Post-tonsillectomy hemorrhage is a serious postoperative complication, and its acute management can present a challenge for the emergency provider. Although various strategies have been proposed, guidance on the best approach for management of this condition in the emergency department (ED) setting remains limited. Anecdotal reports of the use of nebulized tranexamic acid (TXA) for management of tonsillar bleeding have emerged over the past two years. Two recently published case reports describe the successful use of nebulized TXA for stabilization of post-tonsillectomy hemorrhage in an adult and a pediatric patient.
This article presents three successfully litigated medical malpractice cases involving emergency physicians and consultants. We discuss the respective case medical diagnoses, as well as established legal principles that determine in a court proceeding which provider will be liable. Specifically, we explain the legal principles of “patient physician relationship” and “affirmative act.”

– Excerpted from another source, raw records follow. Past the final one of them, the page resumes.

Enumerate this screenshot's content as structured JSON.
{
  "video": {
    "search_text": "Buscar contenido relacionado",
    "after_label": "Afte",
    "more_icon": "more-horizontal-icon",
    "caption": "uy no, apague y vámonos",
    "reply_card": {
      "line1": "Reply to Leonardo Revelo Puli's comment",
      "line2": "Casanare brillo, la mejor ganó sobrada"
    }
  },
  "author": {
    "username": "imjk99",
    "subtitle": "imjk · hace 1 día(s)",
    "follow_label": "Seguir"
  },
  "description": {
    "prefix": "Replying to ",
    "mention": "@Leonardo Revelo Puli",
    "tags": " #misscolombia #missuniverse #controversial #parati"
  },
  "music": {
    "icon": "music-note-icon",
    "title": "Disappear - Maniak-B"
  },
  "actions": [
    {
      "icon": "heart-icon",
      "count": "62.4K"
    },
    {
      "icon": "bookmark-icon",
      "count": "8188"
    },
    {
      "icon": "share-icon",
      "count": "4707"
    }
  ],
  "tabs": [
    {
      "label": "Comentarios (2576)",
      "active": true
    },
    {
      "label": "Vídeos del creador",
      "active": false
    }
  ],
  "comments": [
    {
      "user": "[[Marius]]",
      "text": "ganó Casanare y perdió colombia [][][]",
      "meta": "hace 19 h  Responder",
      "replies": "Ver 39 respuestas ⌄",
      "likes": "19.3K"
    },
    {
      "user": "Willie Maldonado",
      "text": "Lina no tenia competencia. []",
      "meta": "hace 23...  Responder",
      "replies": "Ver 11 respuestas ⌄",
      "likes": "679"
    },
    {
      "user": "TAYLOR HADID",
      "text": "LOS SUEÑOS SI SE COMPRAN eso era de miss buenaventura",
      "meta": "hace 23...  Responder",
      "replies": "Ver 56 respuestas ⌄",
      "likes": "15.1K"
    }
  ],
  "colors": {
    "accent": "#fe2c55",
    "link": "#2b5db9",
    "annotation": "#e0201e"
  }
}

Systemic weakness is a common chief complaint of patients presenting to the emergency department (ED). A well thought out approach to the assessment and workup of these patients is key to diagnostic accuracy and definitive therapy.